● Data for review:
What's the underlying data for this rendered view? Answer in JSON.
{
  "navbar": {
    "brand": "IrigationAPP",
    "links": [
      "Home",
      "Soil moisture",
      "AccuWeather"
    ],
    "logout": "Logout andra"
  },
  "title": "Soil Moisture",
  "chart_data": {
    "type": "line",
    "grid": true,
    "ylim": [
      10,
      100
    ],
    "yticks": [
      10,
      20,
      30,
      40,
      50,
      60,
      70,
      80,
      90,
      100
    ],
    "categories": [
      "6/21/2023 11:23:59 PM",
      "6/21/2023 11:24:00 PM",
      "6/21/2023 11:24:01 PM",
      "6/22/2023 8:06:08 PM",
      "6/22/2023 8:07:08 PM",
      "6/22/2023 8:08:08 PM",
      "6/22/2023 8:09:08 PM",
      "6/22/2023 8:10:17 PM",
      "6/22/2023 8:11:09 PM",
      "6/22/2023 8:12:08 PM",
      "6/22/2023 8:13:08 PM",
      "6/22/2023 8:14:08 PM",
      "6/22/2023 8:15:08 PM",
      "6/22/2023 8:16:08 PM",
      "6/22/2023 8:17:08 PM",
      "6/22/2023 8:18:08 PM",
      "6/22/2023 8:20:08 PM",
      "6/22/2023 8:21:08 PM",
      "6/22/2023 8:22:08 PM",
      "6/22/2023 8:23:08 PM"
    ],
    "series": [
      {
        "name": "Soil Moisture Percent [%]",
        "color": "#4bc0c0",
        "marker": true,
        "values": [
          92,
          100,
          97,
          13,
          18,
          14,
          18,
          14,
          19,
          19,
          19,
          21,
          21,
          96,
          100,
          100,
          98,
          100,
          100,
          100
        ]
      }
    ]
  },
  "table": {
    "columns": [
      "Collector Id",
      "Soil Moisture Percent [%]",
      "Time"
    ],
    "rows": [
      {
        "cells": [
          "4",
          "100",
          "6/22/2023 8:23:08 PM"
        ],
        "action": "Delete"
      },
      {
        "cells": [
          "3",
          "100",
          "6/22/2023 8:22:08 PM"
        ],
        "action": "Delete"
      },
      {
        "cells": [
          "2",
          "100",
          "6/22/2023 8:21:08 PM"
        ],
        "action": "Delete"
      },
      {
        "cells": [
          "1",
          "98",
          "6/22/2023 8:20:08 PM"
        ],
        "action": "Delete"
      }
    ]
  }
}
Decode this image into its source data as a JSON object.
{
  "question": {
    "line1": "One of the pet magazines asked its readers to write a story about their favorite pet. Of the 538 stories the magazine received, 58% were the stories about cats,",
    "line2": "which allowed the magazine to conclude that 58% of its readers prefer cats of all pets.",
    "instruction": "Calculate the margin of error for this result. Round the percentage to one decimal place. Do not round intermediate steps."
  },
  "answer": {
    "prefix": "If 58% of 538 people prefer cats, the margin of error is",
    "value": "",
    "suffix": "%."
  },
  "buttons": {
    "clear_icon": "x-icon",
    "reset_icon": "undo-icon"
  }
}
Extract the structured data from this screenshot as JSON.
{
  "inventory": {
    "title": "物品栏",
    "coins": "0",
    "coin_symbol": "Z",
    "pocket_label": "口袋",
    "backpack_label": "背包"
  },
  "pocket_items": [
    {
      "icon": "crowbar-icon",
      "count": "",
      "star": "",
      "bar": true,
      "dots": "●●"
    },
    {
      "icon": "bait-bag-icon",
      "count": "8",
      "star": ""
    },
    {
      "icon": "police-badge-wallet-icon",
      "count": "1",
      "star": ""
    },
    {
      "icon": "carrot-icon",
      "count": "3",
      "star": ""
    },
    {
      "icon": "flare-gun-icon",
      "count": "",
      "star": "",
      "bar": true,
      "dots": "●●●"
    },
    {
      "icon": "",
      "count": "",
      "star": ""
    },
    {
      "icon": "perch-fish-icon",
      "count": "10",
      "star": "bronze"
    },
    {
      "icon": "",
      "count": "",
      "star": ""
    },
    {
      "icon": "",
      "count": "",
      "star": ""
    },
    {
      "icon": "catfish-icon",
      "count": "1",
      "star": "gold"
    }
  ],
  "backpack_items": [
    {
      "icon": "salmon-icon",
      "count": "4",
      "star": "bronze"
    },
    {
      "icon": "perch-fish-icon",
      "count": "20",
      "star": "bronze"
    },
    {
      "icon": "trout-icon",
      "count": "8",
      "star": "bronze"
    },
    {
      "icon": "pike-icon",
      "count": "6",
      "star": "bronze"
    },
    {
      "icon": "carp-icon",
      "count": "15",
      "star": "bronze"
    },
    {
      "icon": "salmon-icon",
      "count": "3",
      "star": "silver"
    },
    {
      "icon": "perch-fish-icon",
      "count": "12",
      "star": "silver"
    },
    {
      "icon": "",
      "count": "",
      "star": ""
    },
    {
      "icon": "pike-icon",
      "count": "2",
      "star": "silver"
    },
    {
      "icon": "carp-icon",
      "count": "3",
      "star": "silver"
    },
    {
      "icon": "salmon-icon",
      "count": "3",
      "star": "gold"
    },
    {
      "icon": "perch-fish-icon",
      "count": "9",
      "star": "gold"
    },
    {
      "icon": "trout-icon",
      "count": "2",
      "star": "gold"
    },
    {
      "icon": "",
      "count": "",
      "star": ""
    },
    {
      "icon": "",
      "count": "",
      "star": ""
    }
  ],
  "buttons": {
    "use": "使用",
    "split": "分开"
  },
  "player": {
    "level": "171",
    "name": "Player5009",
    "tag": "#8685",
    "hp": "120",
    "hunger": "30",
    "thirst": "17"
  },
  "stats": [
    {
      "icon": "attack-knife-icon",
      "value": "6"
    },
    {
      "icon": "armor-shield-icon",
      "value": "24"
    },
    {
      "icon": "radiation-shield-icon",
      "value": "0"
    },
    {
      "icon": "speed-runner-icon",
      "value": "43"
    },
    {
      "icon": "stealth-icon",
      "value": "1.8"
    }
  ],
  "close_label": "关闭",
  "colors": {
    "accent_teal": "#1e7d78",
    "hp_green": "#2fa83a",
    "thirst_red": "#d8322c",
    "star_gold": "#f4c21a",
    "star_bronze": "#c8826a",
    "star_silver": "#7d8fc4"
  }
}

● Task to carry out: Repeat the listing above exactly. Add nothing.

● Response area:
What's the underlying data for this rendered view? Answer in JSON.
{
  "navbar": {
    "brand": "IrigationAPP",
    "links": [
      "Home",
      "Soil moisture",
      "AccuWeather"
    ],
    "logout": "Logout andra"
  },
  "title": "Soil Moisture",
  "chart_data": {
    "type": "line",
    "grid": true,
    "ylim": [
      10,
      100
    ],
    "yticks": [
      10,
      20,
      30,
      40,
      50,
      60,
      70,
      80,
      90,
      100
    ],
    "categories": [
      "6/21/2023 11:23:59 PM",
      "6/21/2023 11:24:00 PM",
      "6/21/2023 11:24:01 PM",
      "6/22/2023 8:06:08 PM",
      "6/22/2023 8:07:08 PM",
      "6/22/2023 8:08:08 PM",
      "6/22/2023 8:09:08 PM",
      "6/22/2023 8:10:17 PM",
      "6/22/2023 8:11:09 PM",
      "6/22/2023 8:12:08 PM",
      "6/22/2023 8:13:08 PM",
      "6/22/2023 8:14:08 PM",
      "6/22/2023 8:15:08 PM",
      "6/22/2023 8:16:08 PM",
      "6/22/2023 8:17:08 PM",
      "6/22/2023 8:18:08 PM",
      "6/22/2023 8:20:08 PM",
      "6/22/2023 8:21:08 PM",
      "6/22/2023 8:22:08 PM",
      "6/22/2023 8:23:08 PM"
    ],
    "series": [
      {
        "name": "Soil Moisture Percent [%]",
        "color": "#4bc0c0",
        "marker": true,
        "values": [
          92,
          100,
          97,
          13,
          18,
          14,
          18,
          14,
          19,
          19,
          19,
          21,
          21,
          96,
          100,
          100,
          98,
          100,
          100,
          100
        ]
      }
    ]
  },
  "table": {
    "columns": [
      "Collector Id",
      "Soil Moisture Percent [%]",
      "Time"
    ],
    "rows": [
      {
        "cells": [
          "4",
          "100",
          "6/22/2023 8:23:08 PM"
        ],
        "action": "Delete"
      },
      {
        "cells": [
          "3",
          "100",
          "6/22/2023 8:22:08 PM"
        ],
        "action": "Delete"
      },
      {
        "cells": [
          "2",
          "100",
          "6/22/2023 8:21:08 PM"
        ],
        "action": "Delete"
      },
      {
        "cells": [
          "1",
          "98",
          "6/22/2023 8:20:08 PM"
        ],
        "action": "Delete"
      }
    ]
  }
}
Decode this image into its source data as a JSON object.
{
  "question": {
    "line1": "One of the pet magazines asked its readers to write a story about their favorite pet. Of the 538 stories the magazine received, 58% were the stories about cats,",
    "line2": "which allowed the magazine to conclude that 58% of its readers prefer cats of all pets.",
    "instruction": "Calculate the margin of error for this result. Round the percentage to one decimal place. Do not round intermediate steps."
  },
  "answer": {
    "prefix": "If 58% of 538 people prefer cats, the margin of error is",
    "value": "",
    "suffix": "%."
  },
  "buttons": {
    "clear_icon": "x-icon",
    "reset_icon": "undo-icon"
  }
}
Extract the structured data from this screenshot as JSON.
{
  "inventory": {
    "title": "物品栏",
    "coins": "0",
    "coin_symbol": "Z",
    "pocket_label": "口袋",
    "backpack_label": "背包"
  },
  "pocket_items": [
    {
      "icon": "crowbar-icon",
      "count": "",
      "star": "",
      "bar": true,
      "dots": "●●"
    },
    {
      "icon": "bait-bag-icon",
      "count": "8",
      "star": ""
    },
    {
      "icon": "police-badge-wallet-icon",
      "count": "1",
      "star": ""
    },
    {
      "icon": "carrot-icon",
      "count": "3",
      "star": ""
    },
    {
      "icon": "flare-gun-icon",
      "count": "",
      "star": "",
      "bar": true,
      "dots": "●●●"
    },
    {
      "icon": "",
      "count": "",
      "star": ""
    },
    {
      "icon": "perch-fish-icon",
      "count": "10",
      "star": "bronze"
    },
    {
      "icon": "",
      "count": "",
      "star": ""
    },
    {
      "icon": "",
      "count": "",
      "star": ""
    },
    {
      "icon": "catfish-icon",
      "count": "1",
      "star": "gold"
    }
  ],
  "backpack_items": [
    {
      "icon": "salmon-icon",
      "count": "4",
      "star": "bronze"
    },
    {
      "icon": "perch-fish-icon",
      "count": "20",
      "star": "bronze"
    },
    {
      "icon": "trout-icon",
      "count": "8",
      "star": "bronze"
    },
    {
      "icon": "pike-icon",
      "count": "6",
      "star": "bronze"
    },
    {
      "icon": "carp-icon",
      "count": "15",
      "star": "bronze"
    },
    {
      "icon": "salmon-icon",
      "count": "3",
      "star": "silver"
    },
    {
      "icon": "perch-fish-icon",
      "count": "12",
      "star": "silver"
    },
    {
      "icon": "",
      "count": "",
      "star": ""
    },
    {
      "icon": "pike-icon",
      "count": "2",
      "star": "silver"
    },
    {
      "icon": "carp-icon",
      "count": "3",
      "star": "silver"
    },
    {
      "icon": "salmon-icon",
      "count": "3",
      "star": "gold"
    },
    {
      "icon": "perch-fish-icon",
      "count": "9",
      "star": "gold"
    },
    {
      "icon": "trout-icon",
      "count": "2",
      "star": "gold"
    },
    {
      "icon": "",
      "count": "",
      "star": ""
    },
    {
      "icon": "",
      "count": "",
      "star": ""
    }
  ],
  "buttons": {
    "use": "使用",
    "split": "分开"
  },
  "player": {
    "level": "171",
    "name": "Player5009",
    "tag": "#8685",
    "hp": "120",
    "hunger": "30",
    "thirst": "17"
  },
  "stats": [
    {
      "icon": "attack-knife-icon",
      "value": "6"
    },
    {
      "icon": "armor-shield-icon",
      "value": "24"
    },
    {
      "icon": "radiation-shield-icon",
      "value": "0"
    },
    {
      "icon": "speed-runner-icon",
      "value": "43"
    },
    {
      "icon": "stealth-icon",
      "value": "1.8"
    }
  ],
  "close_label": "关闭",
  "colors": {
    "accent_teal": "#1e7d78",
    "hp_green": "#2fa83a",
    "thirst_red": "#d8322c",
    "star_gold": "#f4c21a",
    "star_bronze": "#c8826a",
    "star_silver": "#7d8fc4"
  }
}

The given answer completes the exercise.